§ **Exercise requirements**
Find the string "LDAP" in the entries and copy each line that has it.

(Dataset items)
────────

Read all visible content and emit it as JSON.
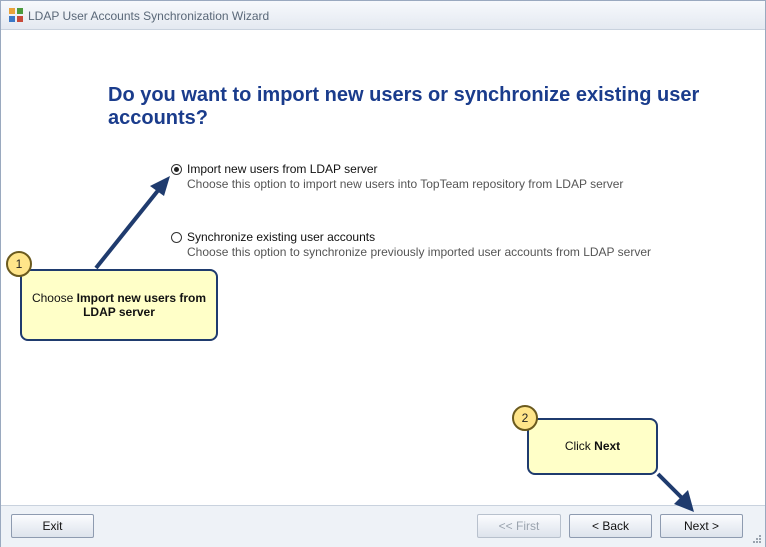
{
  "window": {
    "title": "LDAP User Accounts Synchronization Wizard"
  },
  "heading": "Do you want to import new users or synchronize existing user accounts?",
  "options": [
    {
      "label": "Import new users from LDAP server",
      "description": "Choose this option to import new users into TopTeam repository from LDAP server",
      "selected": true
    },
    {
      "label": "Synchronize existing user accounts",
      "description": "Choose this option to synchronize previously imported user accounts from LDAP server",
      "selected": false
    }
  ],
  "buttons": {
    "exit": "Exit",
    "first": "<< First",
    "back": "< Back",
    "next": "Next >"
  },
  "callouts": [
    {
      "number": "1",
      "prefix": "Choose ",
      "bold": "Import new users from LDAP server"
    },
    {
      "number": "2",
      "prefix": "Click ",
      "bold": "Next"
    }
  ],
  "colors": {
    "heading": "#1a3c8c",
    "callout_bg": "#ffffc8",
    "callout_border": "#1f3b6e",
    "arrow": "#1f3b6e"
  }
}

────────

§ **Exercise solution**
    "title": "LDAP User Accounts Synchronization Wizard"
      "label": "Import new users from LDAP server",
      "description": "Choose this option to import new users into TopTeam repository from LDAP server",
      "description": "Choose this option to synchronize previously imported user accounts from LDAP server",
      "bold": "Import new users from LDAP server"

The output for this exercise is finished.